On a recent Wednesday morning, former House Majority Leader Tom DeLay kicked back on the porch of the home in Sugar Land, Texas, that he shares with his wife and his dog, Taylor. It was a clear day, 67 degrees, and DeLay was relishing more than just the view (a golf course). For the first time since a grand jury indicted him in 2005 on charges of money laundering, DeLay was feeling the vindication he has always defiantly, shamelessly, and cheerfully maintained was rightly his: An Appeals Court had just overturned his conviction.
Washington traditionally demands that, like John Edwards, a scandal-tainted politician disappear. He might return home to "spend more time with his family." He might sink into the plushy comforts of the comparatively low-profile but fantastically well-paid lobbying or consulting jobs available to people who used to do important things. He should, at the very least, try to appear sorry for his sins against the establishment consensus. (Insincere contrition is what finally doomed Anthony Weiner.) DeLay had another idea: Dancing With the Stars. If he hadn't been hip-swiveling in candy-striped shirts and bell bottoms, it wouldn't be difficult to imagine that for the last eight years he's looked exactly as he did in that infamous Travis County mug shot—bright-eyed, perfectly coiffed, and grinning ecstatically while he waited for a court to clear his good name.
Last week, it did. "It's been like drinking from a fire hose," he gushed in his honeyed drawl. He recounted the past six days: first, on his knees in prayer with fellow Christian lawmakers in a C Street house where he was informed that his conviction—and three-year prison sentence—had been overturned. Then, after lunch with colleagues from the Texas congressional delegation, a few members insisted DeLay visit the House floor. "It was a huge lovefest, members just hugging my neck," including some Democrats, he says. The interview requests kept him in Washington for another day, but even after his return to Texas, texts and voice mails filled his phone, and 200 emails arrived daily. "Somebody said to me during all this that this must lift a terrible burden," he sighs. "I looked at him kinda funny and said, 'Frankly, I didn't have a burden. I gave it to the Lord, and he's carried it all.' "

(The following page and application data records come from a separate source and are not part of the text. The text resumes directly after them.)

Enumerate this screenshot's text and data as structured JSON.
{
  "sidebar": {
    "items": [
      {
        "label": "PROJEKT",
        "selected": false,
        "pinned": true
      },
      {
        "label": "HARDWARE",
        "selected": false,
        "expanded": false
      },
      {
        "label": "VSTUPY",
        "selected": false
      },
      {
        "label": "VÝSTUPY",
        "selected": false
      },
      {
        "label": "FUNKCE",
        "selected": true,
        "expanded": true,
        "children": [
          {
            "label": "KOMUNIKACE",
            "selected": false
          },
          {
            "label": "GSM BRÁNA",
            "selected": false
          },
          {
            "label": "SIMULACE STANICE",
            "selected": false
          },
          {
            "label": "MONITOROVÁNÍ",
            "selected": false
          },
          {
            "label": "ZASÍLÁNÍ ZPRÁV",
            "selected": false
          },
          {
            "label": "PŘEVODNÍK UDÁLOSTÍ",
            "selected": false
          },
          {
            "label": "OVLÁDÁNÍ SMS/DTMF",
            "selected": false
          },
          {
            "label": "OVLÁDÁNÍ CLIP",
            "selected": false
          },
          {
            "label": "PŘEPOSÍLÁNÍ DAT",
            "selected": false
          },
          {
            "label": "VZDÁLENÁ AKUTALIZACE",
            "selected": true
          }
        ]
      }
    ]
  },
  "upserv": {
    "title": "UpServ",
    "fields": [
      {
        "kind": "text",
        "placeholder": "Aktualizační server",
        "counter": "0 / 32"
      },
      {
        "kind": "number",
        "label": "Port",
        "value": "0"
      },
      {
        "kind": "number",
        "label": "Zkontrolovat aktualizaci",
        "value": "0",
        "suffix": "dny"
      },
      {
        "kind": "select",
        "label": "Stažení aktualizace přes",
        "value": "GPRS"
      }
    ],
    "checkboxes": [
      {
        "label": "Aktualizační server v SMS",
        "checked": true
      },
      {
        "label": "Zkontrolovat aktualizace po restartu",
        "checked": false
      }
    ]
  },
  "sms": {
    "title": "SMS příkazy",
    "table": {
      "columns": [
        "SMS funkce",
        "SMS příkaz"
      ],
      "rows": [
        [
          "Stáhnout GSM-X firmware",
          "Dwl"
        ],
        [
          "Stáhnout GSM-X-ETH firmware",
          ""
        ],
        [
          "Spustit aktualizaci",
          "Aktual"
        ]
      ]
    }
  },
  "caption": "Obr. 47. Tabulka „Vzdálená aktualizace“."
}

Perhaps that's what kept DeLay zen throughout the ordeal. Ever since he was convicted in front of his wife and daughter three years ago, DeLay never stopped smiling or politely insisting that he was the victim of a liberal hit job from a rogue prosecutor. He appears to have been vindicated, at least for now. The facts showed he helped to raise corporate funds for a PAC meant to elect Republican state legislators, who would redraw the congressional map in his party's favor; and then, to get around a state law banning corporate donations to Texas lawmakers, DeLay sent the money to the Republican National Committee, which later gifted equivalent cash back to the candidates. The prosecution called this money laundering. But the Appeals Court said that the corporate donations to the PAC were legal and were given in an attempt to score some face time with DeLay; it then ruled that if the donations were legal, the swap couldn't be money laundering. Ultimately the case seems to say more about the farce of campaign-finance law than about DeLay, whose ethical troubles were long and well-known.

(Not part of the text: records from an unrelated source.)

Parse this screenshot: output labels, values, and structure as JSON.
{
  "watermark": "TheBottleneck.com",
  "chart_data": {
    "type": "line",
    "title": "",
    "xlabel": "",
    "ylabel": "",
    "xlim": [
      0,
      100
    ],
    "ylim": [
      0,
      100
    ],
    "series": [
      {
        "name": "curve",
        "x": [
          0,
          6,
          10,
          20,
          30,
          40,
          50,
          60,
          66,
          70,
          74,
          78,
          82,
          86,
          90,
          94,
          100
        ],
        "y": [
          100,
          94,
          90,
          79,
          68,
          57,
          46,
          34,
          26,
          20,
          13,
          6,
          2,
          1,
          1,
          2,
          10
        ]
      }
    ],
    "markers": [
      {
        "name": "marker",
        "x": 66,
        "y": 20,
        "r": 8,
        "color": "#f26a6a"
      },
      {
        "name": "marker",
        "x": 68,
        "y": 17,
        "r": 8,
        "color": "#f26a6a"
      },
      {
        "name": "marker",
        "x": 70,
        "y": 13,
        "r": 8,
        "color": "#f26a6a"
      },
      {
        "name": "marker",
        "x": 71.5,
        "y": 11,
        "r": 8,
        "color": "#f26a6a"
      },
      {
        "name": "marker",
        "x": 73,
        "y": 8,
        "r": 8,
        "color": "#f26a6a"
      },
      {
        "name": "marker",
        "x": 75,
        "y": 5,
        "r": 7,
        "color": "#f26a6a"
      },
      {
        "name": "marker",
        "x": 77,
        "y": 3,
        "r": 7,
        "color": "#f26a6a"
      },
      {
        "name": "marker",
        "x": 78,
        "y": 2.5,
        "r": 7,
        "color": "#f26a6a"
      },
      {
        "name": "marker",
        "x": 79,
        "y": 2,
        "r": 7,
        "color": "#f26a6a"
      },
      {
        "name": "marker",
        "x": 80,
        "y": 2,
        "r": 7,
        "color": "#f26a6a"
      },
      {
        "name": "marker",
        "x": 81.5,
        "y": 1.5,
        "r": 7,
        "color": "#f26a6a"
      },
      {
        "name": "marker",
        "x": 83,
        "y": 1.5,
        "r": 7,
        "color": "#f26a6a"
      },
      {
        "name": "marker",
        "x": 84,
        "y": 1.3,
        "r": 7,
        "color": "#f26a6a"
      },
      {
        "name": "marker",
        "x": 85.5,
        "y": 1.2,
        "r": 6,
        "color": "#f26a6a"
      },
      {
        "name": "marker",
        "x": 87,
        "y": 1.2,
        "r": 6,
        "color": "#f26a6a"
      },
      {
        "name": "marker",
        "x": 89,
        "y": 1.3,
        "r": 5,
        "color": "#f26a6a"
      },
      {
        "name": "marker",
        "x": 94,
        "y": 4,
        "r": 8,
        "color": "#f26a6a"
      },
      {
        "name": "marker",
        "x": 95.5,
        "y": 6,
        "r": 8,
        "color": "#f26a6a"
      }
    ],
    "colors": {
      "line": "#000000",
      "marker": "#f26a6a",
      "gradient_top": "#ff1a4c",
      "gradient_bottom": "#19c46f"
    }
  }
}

DeLay points out that history to explain why he knew this charge was politically motivated (and would fail): His persecution at the hands of Democrats, he says, began with an Ethics Committee complaint in 1996—the first of several, at least four of which resulted in rebukes. "I knew this was going to happen," he says. "I've always had a gaggle of lawyers around me. I have to get a lawyer opinion to go to the restroom." Now: exoneration.
Next, DeLay is preparing his inevitable return to public life. The timing is fortuitous. With Jerome Corsi, writer of the book detailing the swift-boat veterans' attacks on John Kerry during the 2004 election, he's writing Shut Her Down, a book about eliminating federal programs and returning power to the states. DeLay's also "trying to develop some national organizations for constitutional revival," though he won't say what those might be. "I'm trying to help the conservative movement," he says. "The only talent I have is being able to develop strategy and implement that strategy. I'm a pretty good community organizer."
Recently DeLay has heard many questions about what might be different if he were leading the House today. In each instance he's taken care not to criticize leadership and to praise its efforts. He still has many ideologically simpatico allies in Congress. Tea-party members have prompted a government shutdown, repeating a GOP tactic from 1995, when he was majority whip. House leaders aren't pleased about this, which leaves an opening for someone with the institutional gravitas of DeLay, inside or outside of Congress, to step forward and validate their deal-making desires.
If DeLay ever hopes to play that role, it will have to be from the outside. Prosecutors are considering whether to appeal the Texas court's decision, and asked if his legal odyssey is over, DeLay says, "Oh, no, far from it." Then, he adds, in a line that seems crafted to enrage his haters, "I'm coming out of the wilderness. And I'm a stronger and better man now. I've even learned to pray for my enemies. I thank them for what I've been through."